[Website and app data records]
= = = = = = =
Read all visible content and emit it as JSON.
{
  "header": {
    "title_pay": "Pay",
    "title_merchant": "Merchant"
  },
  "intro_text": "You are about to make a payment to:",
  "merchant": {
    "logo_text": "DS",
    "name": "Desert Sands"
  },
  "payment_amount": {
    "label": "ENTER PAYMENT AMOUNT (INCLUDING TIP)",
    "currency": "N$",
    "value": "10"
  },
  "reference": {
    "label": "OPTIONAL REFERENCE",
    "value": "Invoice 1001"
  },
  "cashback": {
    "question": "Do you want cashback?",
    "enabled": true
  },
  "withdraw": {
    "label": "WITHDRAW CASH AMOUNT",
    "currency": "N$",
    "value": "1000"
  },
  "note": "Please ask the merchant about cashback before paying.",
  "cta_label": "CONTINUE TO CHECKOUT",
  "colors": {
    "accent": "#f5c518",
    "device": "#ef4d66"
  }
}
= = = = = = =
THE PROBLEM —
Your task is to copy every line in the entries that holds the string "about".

YOUR RESPONSE —
  "intro_text": "You are about to make a payment to:",
  "note": "Please ask the merchant about cashback before paying.",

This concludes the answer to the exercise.